▶ _The problem_
In the data that follows, count the lines where "this" appears, and write only the number.

▶ _Task input_
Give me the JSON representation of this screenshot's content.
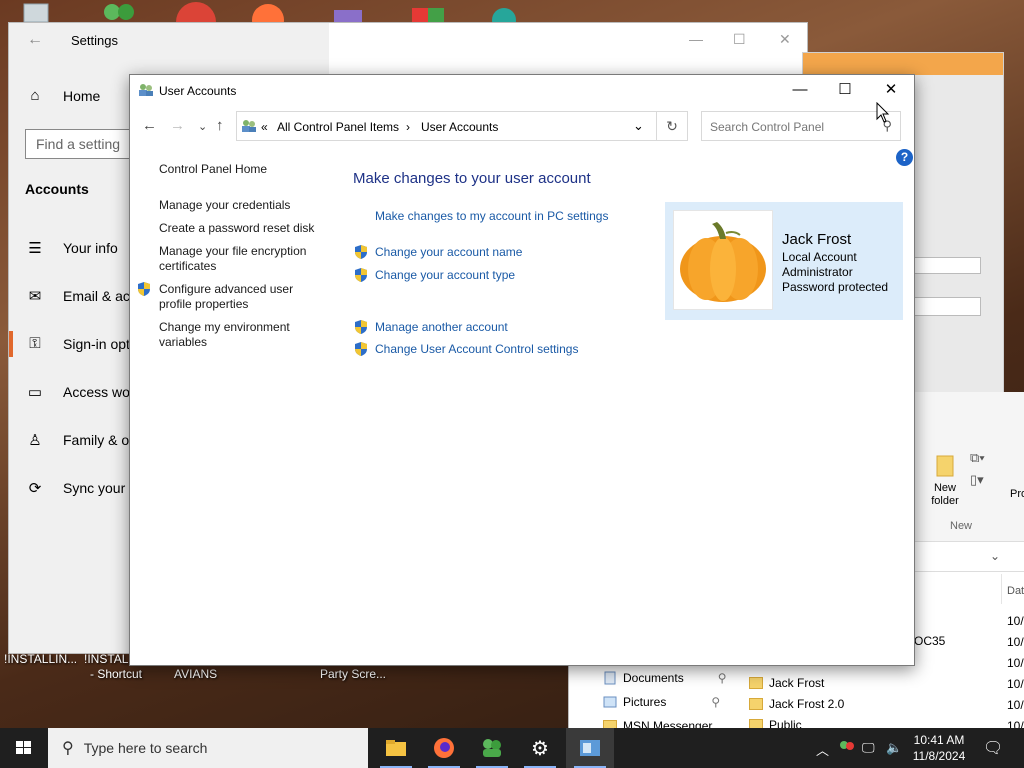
{
  "settings": {
    "title": "Settings",
    "home_label": "Home",
    "search_placeholder": "Find a setting",
    "section_heading": "Accounts",
    "nav": [
      {
        "label": "Your info"
      },
      {
        "label": "Email & acco"
      },
      {
        "label": "Sign-in optio"
      },
      {
        "label": "Access work"
      },
      {
        "label": "Family & oth"
      },
      {
        "label": "Sync your se"
      }
    ]
  },
  "user_accounts": {
    "title": "User Accounts",
    "breadcrumb": [
      "All Control Panel Items",
      "User Accounts"
    ],
    "breadcrumb_overflow": "«",
    "search_placeholder": "Search Control Panel",
    "help_label": "?",
    "sidebar": {
      "home": "Control Panel Home",
      "links": [
        "Manage your credentials",
        "Create a password reset disk",
        "Manage your file encryption certificates",
        "Configure advanced user profile properties",
        "Change my environment variables"
      ]
    },
    "heading": "Make changes to your user account",
    "pc_settings_link": "Make changes to my account in PC settings",
    "tasks": [
      "Change your account name",
      "Change your account type",
      "Manage another account",
      "Change User Account Control settings"
    ],
    "account": {
      "name": "Jack Frost",
      "type": "Local Account",
      "role": "Administrator",
      "password_status": "Password protected"
    }
  },
  "explorer": {
    "ribbon_new_folder": "New folder",
    "ribbon_group": "New",
    "ribbon_pro": "Pro",
    "date_header": "Dat",
    "quick_access": [
      "Documents",
      "Pictures",
      "MSN Messenger"
    ],
    "files": [
      "Jack Frost",
      "Jack Frost 2.0",
      "Public"
    ],
    "partial_label": "OC35",
    "dates": [
      "10/",
      "10/",
      "10/",
      "10/",
      "10/",
      "10/"
    ]
  },
  "desktop_labels": [
    "!INSTALLIN...",
    "!INSTALL",
    "- Shortcut",
    "AVIANS",
    "Party Scre..."
  ],
  "taskbar": {
    "search_placeholder": "Type here to search",
    "time": "10:41 AM",
    "date": "11/8/2024"
  }
}
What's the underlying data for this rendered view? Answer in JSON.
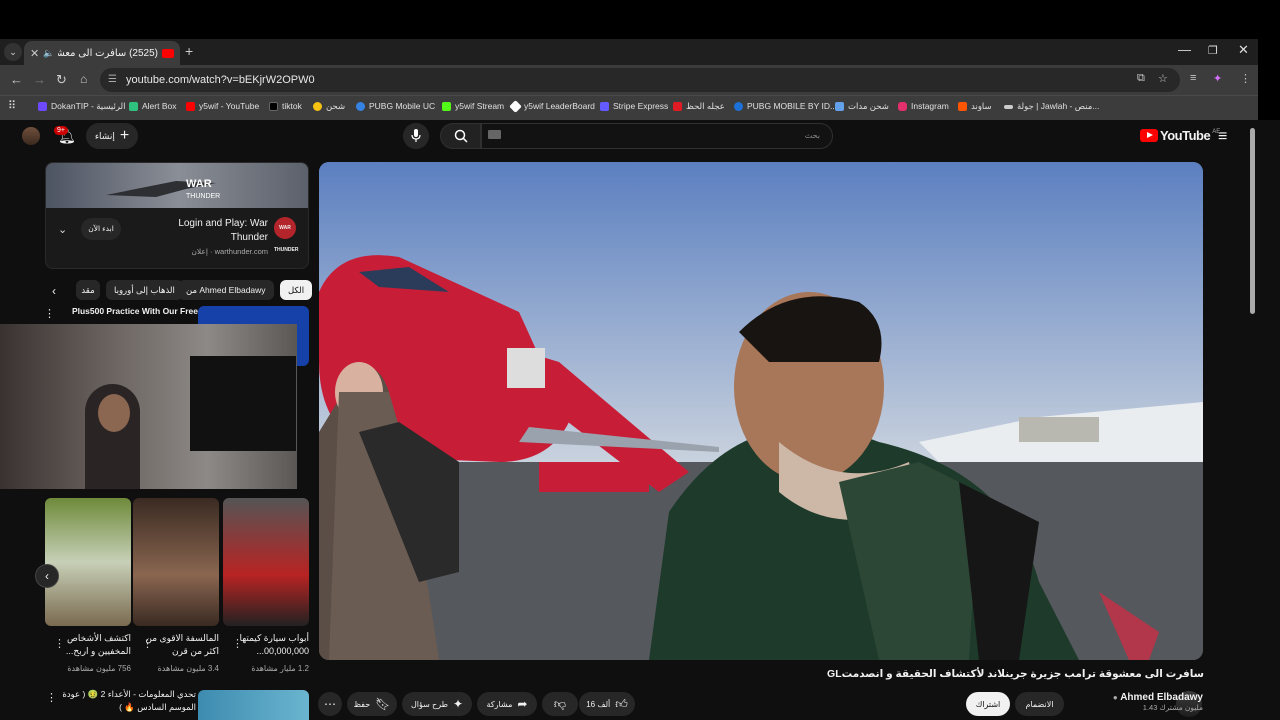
{
  "browser": {
    "tab_title": "(2525) سافرت الى معشوقة ر",
    "tab_close": "✕",
    "new_tab": "+",
    "url": "youtube.com/watch?v=bEKjrW2OPW0",
    "bookmarks": [
      {
        "label": "DokanTIP - الرئيسية",
        "color": "#6d4aff"
      },
      {
        "label": "Alert Box",
        "color": "#2ec27e"
      },
      {
        "label": "y5wif - YouTube",
        "color": "#ff0000"
      },
      {
        "label": "tiktok",
        "color": "#000000"
      },
      {
        "label": "شحن",
        "color": "#f5c211"
      },
      {
        "label": "PUBG Mobile UC",
        "color": "#3584e4"
      },
      {
        "label": "y5wif Stream",
        "color": "#53fc18"
      },
      {
        "label": "y5wif LeaderBoard",
        "color": "#ffffff"
      },
      {
        "label": "Stripe Express",
        "color": "#635bff"
      },
      {
        "label": "عجله الحظ",
        "color": "#e01b24"
      },
      {
        "label": "PUBG MOBILE BY ID...",
        "color": "#1c71d8"
      },
      {
        "label": "شحن مدات",
        "color": "#62a0ea"
      },
      {
        "label": "Instagram",
        "color": "#e1306c"
      },
      {
        "label": "ساوند",
        "color": "#ff5500"
      },
      {
        "label": "جولة | Jawlah - منص...",
        "color": "#cccccc"
      }
    ]
  },
  "youtube": {
    "logo_text": "YouTube",
    "country_code": "AE",
    "search_placeholder": "بحث",
    "create_label": "إنشاء",
    "notif_count": "9+",
    "ad": {
      "title": "Login and Play: War Thunder",
      "meta": "إعلان · warthunder.com",
      "cta": "ابدء الآن",
      "logo_text": "WAR THUNDER"
    },
    "chips": [
      "الكل",
      "من Ahmed Elbadawy",
      "الذهاب إلى أوروبا",
      "مقد"
    ],
    "pip_title": "Plus500 Practice With Our Free",
    "shorts": [
      {
        "caption": "أبواب سيارة كيمتها 00,000,000...",
        "views": "1.2 مليار مشاهدة"
      },
      {
        "caption": "المالسفة الاقوى من اكثر من قرن",
        "views": "3.4 مليون مشاهدة"
      },
      {
        "caption": "اكتشف الأشخاص المخفيين و اربح...",
        "views": "756 مليون مشاهدة"
      }
    ],
    "bottom_video_title": "تحدي المعلومات - الأعداء 2 🤢 ( عودة الموسم السادس 🔥 )",
    "video": {
      "title": "سافرت الى معشوقة ترامب جزيرة جرينلاند لأكتشاف الحقيقة و انصدمتGL",
      "channel": "Ahmed Elbadawy",
      "subscribers": "1.43 مليون مشترك",
      "join": "الانضمام",
      "subscribe": "اشتراك",
      "likes": "16 ألف",
      "share": "مشاركة",
      "ask": "طرح سؤال",
      "save": "حفظ"
    }
  }
}
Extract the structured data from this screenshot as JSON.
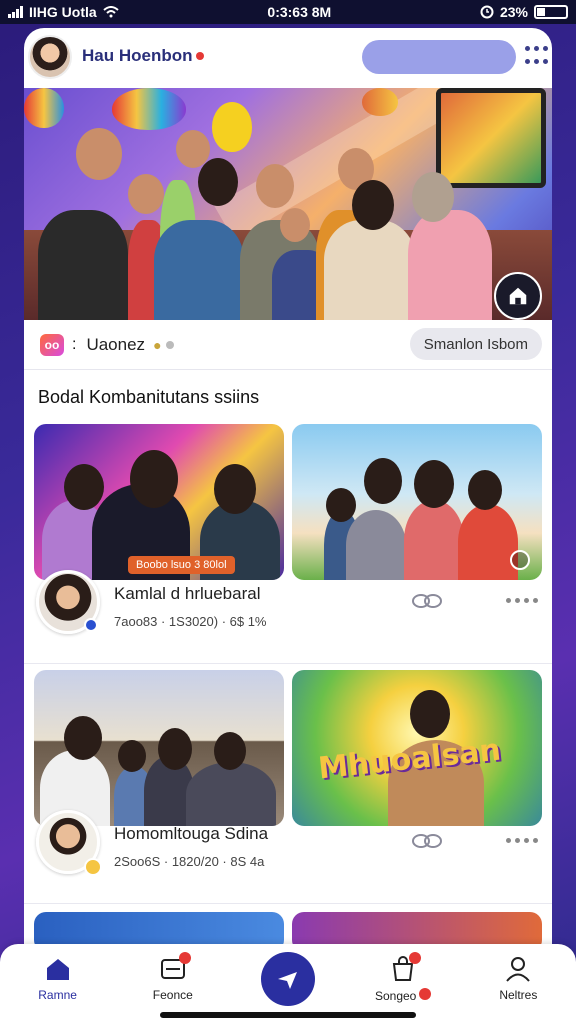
{
  "status_bar": {
    "carrier": "IIHG Uotla",
    "time": "0:3:63 8M",
    "battery_text": "23%",
    "icons": [
      "signal-icon",
      "wifi-icon",
      "alarm-icon",
      "battery-icon"
    ]
  },
  "header": {
    "brand_title": "Hau Hoenbon",
    "brand_subtitle": "",
    "icons": [
      "avatar",
      "kebab-menu-icon"
    ]
  },
  "hero": {
    "icons": [
      "home-icon"
    ]
  },
  "info_row": {
    "chip_symbol": "oo",
    "name": "Uaonez",
    "button_label": "Smanlon Isbom"
  },
  "section": {
    "title": "Bodal Kombanitutans ssiins"
  },
  "posts": [
    {
      "left_image_caption": "Boobo lsuo 3 80lol",
      "right_image_text": "",
      "title": "Kamlal d hrluebaral",
      "stats": "7aoo83 · 1S3020) · 6$ 1%",
      "link_icon": "link-icon"
    },
    {
      "left_image_caption": "",
      "right_image_text": "Mhuoalsan",
      "title": "Homomltouga Sdina",
      "stats": "2Soo6S · 1820/20 · 8S 4a",
      "link_icon": "link-icon"
    }
  ],
  "bottom_nav": {
    "items": [
      {
        "label": "Ramne",
        "icon": "home-icon"
      },
      {
        "label": "Feonce",
        "icon": "feed-icon"
      },
      {
        "label": "",
        "icon": "send-icon"
      },
      {
        "label": "Songeo",
        "icon": "bag-icon"
      },
      {
        "label": "Neltres",
        "icon": "profile-icon"
      }
    ]
  },
  "colors": {
    "accent": "#2a2fa0",
    "badge": "#e53935",
    "background": "#3a2a9a"
  }
}
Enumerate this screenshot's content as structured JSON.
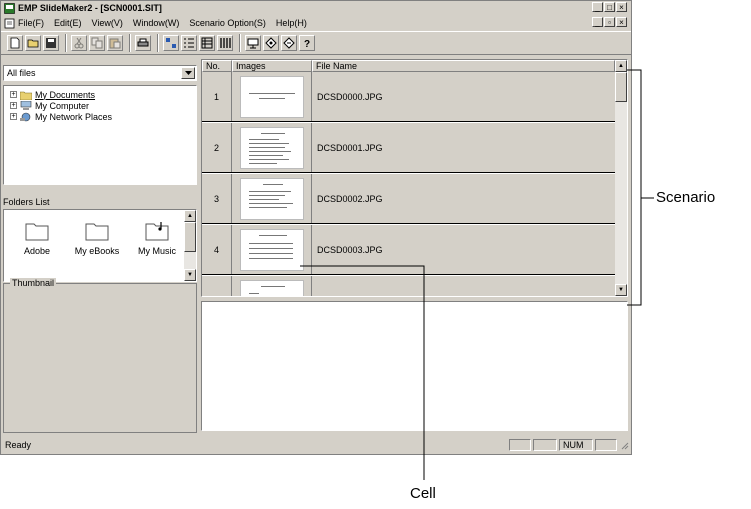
{
  "window": {
    "title": "EMP SlideMaker2 - [SCN0001.SIT]",
    "caption_buttons": [
      "_",
      "□",
      "×"
    ],
    "doc_caption_buttons": [
      "_",
      "▫",
      "×"
    ]
  },
  "menu": [
    "File(F)",
    "Edit(E)",
    "View(V)",
    "Window(W)",
    "Scenario Option(S)",
    "Help(H)"
  ],
  "toolbar": {
    "buttons": [
      {
        "icon": "new-file-icon"
      },
      {
        "icon": "open-folder-icon"
      },
      {
        "icon": "save-disk-icon"
      },
      {
        "icon": "cut-icon",
        "disabled": true
      },
      {
        "icon": "copy-icon",
        "disabled": true
      },
      {
        "icon": "paste-icon",
        "disabled": true
      },
      {
        "icon": "print-icon"
      },
      {
        "icon": "small-icons-view-icon"
      },
      {
        "icon": "list-view-icon"
      },
      {
        "icon": "details-view-icon"
      },
      {
        "icon": "thumbnail-view-icon"
      },
      {
        "icon": "preview-icon"
      },
      {
        "icon": "send-icon"
      },
      {
        "icon": "receive-icon"
      },
      {
        "icon": "help-icon"
      }
    ]
  },
  "left": {
    "drive_select": "All files",
    "tree": [
      {
        "label": "My Documents",
        "selected": true
      },
      {
        "label": "My Computer"
      },
      {
        "label": "My Network Places"
      }
    ],
    "folders_label": "Folders List",
    "folders": [
      "Adobe",
      "My eBooks",
      "My Music"
    ],
    "thumbnail_label": "Thumbnail"
  },
  "grid": {
    "columns": [
      "No.",
      "Images",
      "File Name"
    ],
    "rows": [
      {
        "no": "1",
        "file": "DCSD0000.JPG"
      },
      {
        "no": "2",
        "file": "DCSD0001.JPG"
      },
      {
        "no": "3",
        "file": "DCSD0002.JPG"
      },
      {
        "no": "4",
        "file": "DCSD0003.JPG"
      }
    ]
  },
  "status": {
    "text": "Ready",
    "num": "NUM"
  },
  "callouts": {
    "scenario": "Scenario",
    "cell": "Cell"
  }
}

▶ _Solution_
4